But the company quickly shot down the suggestion, saying the game of bingo faces a dismal future in Toronto because of tough new anti-smoking bylaws. "The bingo business is going through some tough times, and with the new antismoking legislation coming in, you will see a lot more closures, so we are not interested in expanding," said Cam Johnstone, general manager and part owner of Delta Bingos.

In fact, the game has many of the hallmarks of a sunset industry: Revenues are falling -- in 1998, Ontario's bingo halls took in $1.1-billion, but by last year, the figure had fallen to about $850-million -- and the average age of the customer base is steadily rising. Few young people seem interested in taking up the game, so as customers die off, there are no newcomers to replace them.

And competition for the players' entertainment dollars is more intense than ever, thanks to the rise of licensed casinos, which have seen revenues soar since the first one opened in 1994. Some bingo players have also migrated to the Internet, where on-line games are offered 24 hours a day -- in the privacy of a player's home.

"The environment has changed," says Ab Campion, a spokesman for the Alcohol and Gaming Commission of Ontario. "People are interested in trying new products. There's a lot of competition, and the game is seen as something that older people do."

Those trends are clearly visible at Delta Bingo Country, where Ms. Shields sits at a table with her nickel-plated cane and a thick pad of bingo cards. The clientele runs heavily toward elderly women who look like Wal-Mart greeters, and smokers are clearly in the majority.
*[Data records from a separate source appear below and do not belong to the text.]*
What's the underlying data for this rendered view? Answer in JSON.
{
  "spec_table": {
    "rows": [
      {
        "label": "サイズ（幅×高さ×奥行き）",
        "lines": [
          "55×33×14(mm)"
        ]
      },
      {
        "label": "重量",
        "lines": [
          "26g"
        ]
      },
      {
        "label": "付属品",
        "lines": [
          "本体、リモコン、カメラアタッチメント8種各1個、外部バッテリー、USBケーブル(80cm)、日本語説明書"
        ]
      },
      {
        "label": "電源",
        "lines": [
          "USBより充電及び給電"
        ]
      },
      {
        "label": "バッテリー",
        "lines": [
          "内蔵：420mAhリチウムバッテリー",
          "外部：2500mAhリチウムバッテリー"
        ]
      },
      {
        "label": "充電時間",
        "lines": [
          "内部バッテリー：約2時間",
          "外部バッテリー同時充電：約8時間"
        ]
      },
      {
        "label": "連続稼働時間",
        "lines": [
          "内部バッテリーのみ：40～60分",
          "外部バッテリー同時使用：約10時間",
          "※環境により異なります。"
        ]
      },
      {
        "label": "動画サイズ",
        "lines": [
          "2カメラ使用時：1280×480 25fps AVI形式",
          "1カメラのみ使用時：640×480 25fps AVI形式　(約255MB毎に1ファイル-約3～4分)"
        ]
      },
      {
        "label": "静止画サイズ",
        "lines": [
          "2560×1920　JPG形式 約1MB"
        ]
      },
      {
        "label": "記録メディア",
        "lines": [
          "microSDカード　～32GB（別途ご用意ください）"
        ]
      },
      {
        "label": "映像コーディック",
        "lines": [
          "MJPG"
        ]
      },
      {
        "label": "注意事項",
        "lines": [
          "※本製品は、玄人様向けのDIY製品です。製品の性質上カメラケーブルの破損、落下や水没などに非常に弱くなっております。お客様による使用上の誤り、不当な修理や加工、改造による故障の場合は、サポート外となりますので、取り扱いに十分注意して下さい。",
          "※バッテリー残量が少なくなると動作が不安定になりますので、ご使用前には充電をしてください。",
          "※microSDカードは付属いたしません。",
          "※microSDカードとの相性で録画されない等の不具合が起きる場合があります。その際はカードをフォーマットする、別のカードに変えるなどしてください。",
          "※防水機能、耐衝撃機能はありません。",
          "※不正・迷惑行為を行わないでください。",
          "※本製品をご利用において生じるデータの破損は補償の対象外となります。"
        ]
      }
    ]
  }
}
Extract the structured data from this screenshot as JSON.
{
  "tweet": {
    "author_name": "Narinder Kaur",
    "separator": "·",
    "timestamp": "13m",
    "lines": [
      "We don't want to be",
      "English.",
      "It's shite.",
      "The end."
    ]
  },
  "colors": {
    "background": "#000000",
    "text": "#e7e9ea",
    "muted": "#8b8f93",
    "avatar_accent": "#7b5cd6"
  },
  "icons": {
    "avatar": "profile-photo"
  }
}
The room is divided into smoking and non-smoking sections by a huge glass wall that runs down the middle: The smoking side is packed.

Like many of the customers, Ms. Shields is far from a high roller. She lives on a small pension in an apartment that costs $347 a month. She budgets $16 a day to play bingo. For this, she gets six sheets of cards, which she marks with a blue dabber that she carries in her purse.

"I can't explain why I like it so much," she says of the game. "I just love coming here to see everyone, I guess."

The hall is tailored to an aging customer base that doesn't have a lot of money to throw around. There is a tired-looking snack bar, and the ceiling is lined with fluorescent tubes. The tables are purple, and the walls are covered with huge paintings of Rat Pack era entertainers -- Liberace, Frank Sinatra, Sammy Davis Jr., Elvis Presley and Tom Jones -- many of them long dead.

Because of her restricted budget, Ms. Shields spends only a small percentage of her day actually playing bingo. She usually arrives by 10:30 a.m., but doesn't play until 1 p.m. The game typically takes about half an hour. She plays again at 4:30 p.m., socializes for a while, then goes to a restaurant on King Street for an inexpensive dinner.

Although many bingo customers have been lured away by casinos and Internet games, Ms. Shields has no interest in trying them. "I like to come here every day and see how everybody's doing," she says. "If I didn't do this, I'd be bored."

Ms. Shields doesn't see bingo as a game in decline: "Look at all the people here," she says. "Everybody wants to play."


A bingo hall in Toronto was incorrectly identified in The Globe Toronto story "Last of the dabbers" on Jan. 15. It should have been identified as Delta Bingo hall.